The leader of the Conservative MEPs warned that strident Euroscepticism was in danger of giving the impression of Britain “snarling like a pitbull across the Channel”. Richard Ashworth told a seminar organised by the Business for New Europe group and the European parliament: “We’re raising the tempo so that expectations are becoming too great.” He warned that Britain was making itself “pretty unattractive and difficult to work with”.

Douglas Alexander, the shadow foreign secretary, said: “This week British business, then the Americans and then the Germans, joined a growing chorus of concern about the real risk of David Cameron pushing Britain towards exit from Europe. This is not a prime minister in control of the agenda, or even of his party. It is weakness and not principle that is now driving David Cameron’s thinking, yet sadly he seems intent on putting the unity of his party over the best interests of the country.

“Labour are clear that any decision on a referendum should be based on changes in Europe, not movements in the polls.

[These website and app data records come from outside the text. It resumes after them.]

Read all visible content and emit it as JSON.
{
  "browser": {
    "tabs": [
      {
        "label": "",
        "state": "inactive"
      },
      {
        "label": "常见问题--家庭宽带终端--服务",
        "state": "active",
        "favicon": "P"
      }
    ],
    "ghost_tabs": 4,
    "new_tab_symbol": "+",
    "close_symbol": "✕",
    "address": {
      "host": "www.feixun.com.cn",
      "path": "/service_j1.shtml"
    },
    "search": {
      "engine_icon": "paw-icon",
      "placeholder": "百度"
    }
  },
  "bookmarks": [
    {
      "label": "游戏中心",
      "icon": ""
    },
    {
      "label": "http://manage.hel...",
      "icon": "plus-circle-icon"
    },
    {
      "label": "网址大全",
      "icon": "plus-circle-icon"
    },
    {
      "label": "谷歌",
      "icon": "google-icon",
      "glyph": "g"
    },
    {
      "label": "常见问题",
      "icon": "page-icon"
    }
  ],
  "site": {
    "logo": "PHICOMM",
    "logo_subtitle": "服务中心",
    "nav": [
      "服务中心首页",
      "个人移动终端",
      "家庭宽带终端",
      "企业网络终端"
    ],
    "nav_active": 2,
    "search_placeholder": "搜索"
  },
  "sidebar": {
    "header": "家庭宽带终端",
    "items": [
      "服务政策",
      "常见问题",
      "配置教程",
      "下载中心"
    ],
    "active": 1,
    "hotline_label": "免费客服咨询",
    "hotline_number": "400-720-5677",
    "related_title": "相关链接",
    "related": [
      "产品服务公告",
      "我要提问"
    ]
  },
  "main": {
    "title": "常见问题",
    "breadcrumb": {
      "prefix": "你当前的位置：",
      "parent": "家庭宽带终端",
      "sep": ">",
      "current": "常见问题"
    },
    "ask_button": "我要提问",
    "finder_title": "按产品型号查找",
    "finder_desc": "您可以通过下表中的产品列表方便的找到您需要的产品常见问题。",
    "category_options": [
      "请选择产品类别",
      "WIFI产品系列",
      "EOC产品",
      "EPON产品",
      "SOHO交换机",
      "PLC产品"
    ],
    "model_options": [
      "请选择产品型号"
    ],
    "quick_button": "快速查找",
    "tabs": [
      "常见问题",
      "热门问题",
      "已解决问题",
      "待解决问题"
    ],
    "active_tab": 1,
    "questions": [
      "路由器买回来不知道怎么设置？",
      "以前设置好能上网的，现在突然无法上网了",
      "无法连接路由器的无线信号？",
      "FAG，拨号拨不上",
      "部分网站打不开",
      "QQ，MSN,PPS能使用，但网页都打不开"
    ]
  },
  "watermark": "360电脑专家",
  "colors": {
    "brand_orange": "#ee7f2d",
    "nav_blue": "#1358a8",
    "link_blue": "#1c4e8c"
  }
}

We believe Britain’s interests are best served by focusing on reform in Europe, not exit from Europe.”

British officials are familiar with Merkel’s thinking on a treaty revision. They believe that after the European Central Bank’s success governor Mario Draghi in stabilising the euro, Merkel sees less urgency in formalising arrangements for a fiscal union.

But they believe the basic idea that eurozone governance arrangements will need greater democratic accountability underpinned in an EU treaty will eventually come to the fore again. “Europe is dealing with an existential crisis,” one British source said.

Vince Cable, the business secretary, showed Liberal Democrat unease about the prime minister’s plans which he described as a “massive disruption”. He said: “I have to say that this whole issue of raising again in a fundamental way British membership and the terms of membership is a massive disruption and deeply unhelpful in my job. I have to spend my time talking to business people, British and international, trying to have the confidence to invest here and create employment and the recent uncertainly is just deeply uncomfortable for the country. I think the warning shot across the bows yesterday from the United States was actually quite helpful as well as very timely.”